Sunday, July 23, 2006
High on Skee-ball
The good times roll in the East Village.
BY STEVE BLOOM
The Sunday afternoon clientele at Ace Bar deep in the East Village is not what you might expect. At 5 pm, Brewskee-Ball action begins with three-player teams facing off against each other.
Brewskee-Ball? The “Brew” part is pretty self-explanatory, since the action takes place in a typical dark bar. But the “Skee-Ball” part is the novelty.
Eric Harris Pavony and Evan Tobias are Skee-Ball-aholics. They love playing the old bowling-style arcade game (it debuted in 1909) so much that last summer the duo bought two used machines and convinced Ace Bar to install them at a buck per nine wooden balls.
But these holy rollers of Skee-Ball had a bigger idea: a league, consisting of 32 teams, competing twice a week (also on Wednesdays) for the ultimate bragging rights of the best Skee-Ball team in New York.
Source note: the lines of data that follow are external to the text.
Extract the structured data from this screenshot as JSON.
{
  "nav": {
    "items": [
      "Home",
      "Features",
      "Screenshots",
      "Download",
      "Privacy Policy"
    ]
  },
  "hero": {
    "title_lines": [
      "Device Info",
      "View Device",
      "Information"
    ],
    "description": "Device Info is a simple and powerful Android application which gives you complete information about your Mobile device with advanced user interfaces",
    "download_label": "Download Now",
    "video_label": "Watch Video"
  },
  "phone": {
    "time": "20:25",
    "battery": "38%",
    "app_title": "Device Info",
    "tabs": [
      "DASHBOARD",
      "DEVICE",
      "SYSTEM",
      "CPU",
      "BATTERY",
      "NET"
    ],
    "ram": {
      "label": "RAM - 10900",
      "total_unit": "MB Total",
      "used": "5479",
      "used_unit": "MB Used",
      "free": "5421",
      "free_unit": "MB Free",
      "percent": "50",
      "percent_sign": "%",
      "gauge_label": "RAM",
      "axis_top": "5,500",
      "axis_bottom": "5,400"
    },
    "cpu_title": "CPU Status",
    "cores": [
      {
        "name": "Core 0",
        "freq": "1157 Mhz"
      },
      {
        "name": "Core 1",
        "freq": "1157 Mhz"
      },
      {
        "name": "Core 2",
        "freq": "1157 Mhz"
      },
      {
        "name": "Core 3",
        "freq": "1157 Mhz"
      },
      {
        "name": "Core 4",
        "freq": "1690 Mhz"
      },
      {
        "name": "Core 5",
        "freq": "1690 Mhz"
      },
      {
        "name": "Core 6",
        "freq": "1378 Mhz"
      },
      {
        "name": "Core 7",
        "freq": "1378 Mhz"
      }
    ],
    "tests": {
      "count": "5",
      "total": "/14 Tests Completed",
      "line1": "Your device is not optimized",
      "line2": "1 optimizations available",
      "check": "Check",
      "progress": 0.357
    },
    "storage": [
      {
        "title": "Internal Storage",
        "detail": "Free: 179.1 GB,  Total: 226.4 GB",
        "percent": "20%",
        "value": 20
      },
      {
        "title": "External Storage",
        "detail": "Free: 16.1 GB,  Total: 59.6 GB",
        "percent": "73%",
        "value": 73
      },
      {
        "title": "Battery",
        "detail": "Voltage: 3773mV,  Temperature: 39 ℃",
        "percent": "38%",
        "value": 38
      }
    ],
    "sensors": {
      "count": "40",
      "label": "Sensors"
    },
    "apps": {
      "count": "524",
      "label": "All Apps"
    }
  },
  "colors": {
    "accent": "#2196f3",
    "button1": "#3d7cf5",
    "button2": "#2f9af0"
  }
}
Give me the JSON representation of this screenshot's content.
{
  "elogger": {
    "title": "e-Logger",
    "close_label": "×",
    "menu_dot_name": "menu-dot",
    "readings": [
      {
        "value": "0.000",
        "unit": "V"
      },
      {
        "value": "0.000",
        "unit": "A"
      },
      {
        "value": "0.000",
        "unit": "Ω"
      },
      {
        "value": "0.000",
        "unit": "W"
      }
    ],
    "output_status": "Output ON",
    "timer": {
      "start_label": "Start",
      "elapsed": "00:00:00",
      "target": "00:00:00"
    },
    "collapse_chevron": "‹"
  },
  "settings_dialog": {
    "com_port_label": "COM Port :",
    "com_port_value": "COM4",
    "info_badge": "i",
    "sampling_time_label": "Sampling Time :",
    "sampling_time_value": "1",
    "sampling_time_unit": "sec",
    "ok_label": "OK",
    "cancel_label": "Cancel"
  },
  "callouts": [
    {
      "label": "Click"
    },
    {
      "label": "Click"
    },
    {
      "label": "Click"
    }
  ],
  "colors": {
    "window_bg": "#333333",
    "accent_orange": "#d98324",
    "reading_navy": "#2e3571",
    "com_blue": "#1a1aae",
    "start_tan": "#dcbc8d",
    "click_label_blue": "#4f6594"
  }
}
This is their third “skeeson.” The top team will be decided August 27 on “Championship Sunday.”
An old hand at Skee-Ball myself, I’ve been known to roll a 300-point game or two. (You aim for the 30-, 40- and 50-point holes.) But watching the match between the league’s top two teams – Skee Amigos and Caucasian Asian Invasion – I’m not so sure I’m ready to pony up crisp dollar bills to take on these Skee-Ball hustlers, who regularly notch 300 scores with beer bottles in their back pockets.
As I play a few practice games, Pavony – the league’s grand poobah – offers a few tips. “You’re moving too much,” he advises. “No extra body movement. Nothing else should move except your arm.”
Then I nail a 300. Not bad. Put me in, coach!
Not on this Sunday. The teams have all arrived with their requisite players, many of who are female. In fact, the bar is crowded with athletic, but not jocky-looking women.
“The league is 60% women,” Pavony boasts. “Unlike competitive pool and even darts, women can challenge guys in Skee-Ball.”
His Skee Amigos’ teammate, Lindsay, is a good example. She averages 250 points per game. (To simplify scoring, the zero is deleted – 250 is scored as 25.) “Women keep it from getting too competitive,” she says. “It’s fun. I only miss getting the little tickets.”
She’s referring to the red tickets that spool out of Skee-Ball machines in places like Coney Island. Play for a few hours and you can redeem the tickets for a cotton-candy goat – or a back scratcher. Something you can take home, a prize for all the hard work and concentration.
Pavony cut his Skee-Ball teeth at Chucky Cheese birthday parties. “I was into being the best,” he recalls. “It’s perceived as a childhood game, but it’s actually quite a skill.”
Pavony proves this point frame after frame (each Brewskee-Ball game consists of 10 frames, like bowling). When it’s his turn, he aims for the 50-point hole, rather than the easier 40-point pocket just below it. One frame his total is an outstanding 410.
But “The Hundo Kid” – a chunky six-foot dude wearing a Met cap – tops Pavony’s feat with three straight frames of 490, 540 and 450 (you get a free game when you hit 400). What’s his secret? Hundo strictly targets the two 100-point holes in the upper corners.
“One day I was having a bad game,” he explains. “So I went for 100 on my two last balls and hit them both. Now I’m a one-trick pony. But it’s a pretty good trick.”
As for me, I’m ready to assemble a team for the fourth Brewskee-Ball skeeson starting in September. I’m thinking of calling it Live Skee or Die.
Ace Bar is located at 531 E. 5 St.
PHOTOS COURTESY OF BREWSKEE-BALL. TOP: STEVE OF THE SKEE-LO'S & SARAH OF UNHOLY SKEES AS "THE HUNDO KID" LOOKS ON; MIDDLE: EVAN TOBIAS & ERIC PAVONY HARRIS; BOTTOM: JANET OF SKEE'S COMPANY AMID GENERAL FRIVOLITY AT ACE BAR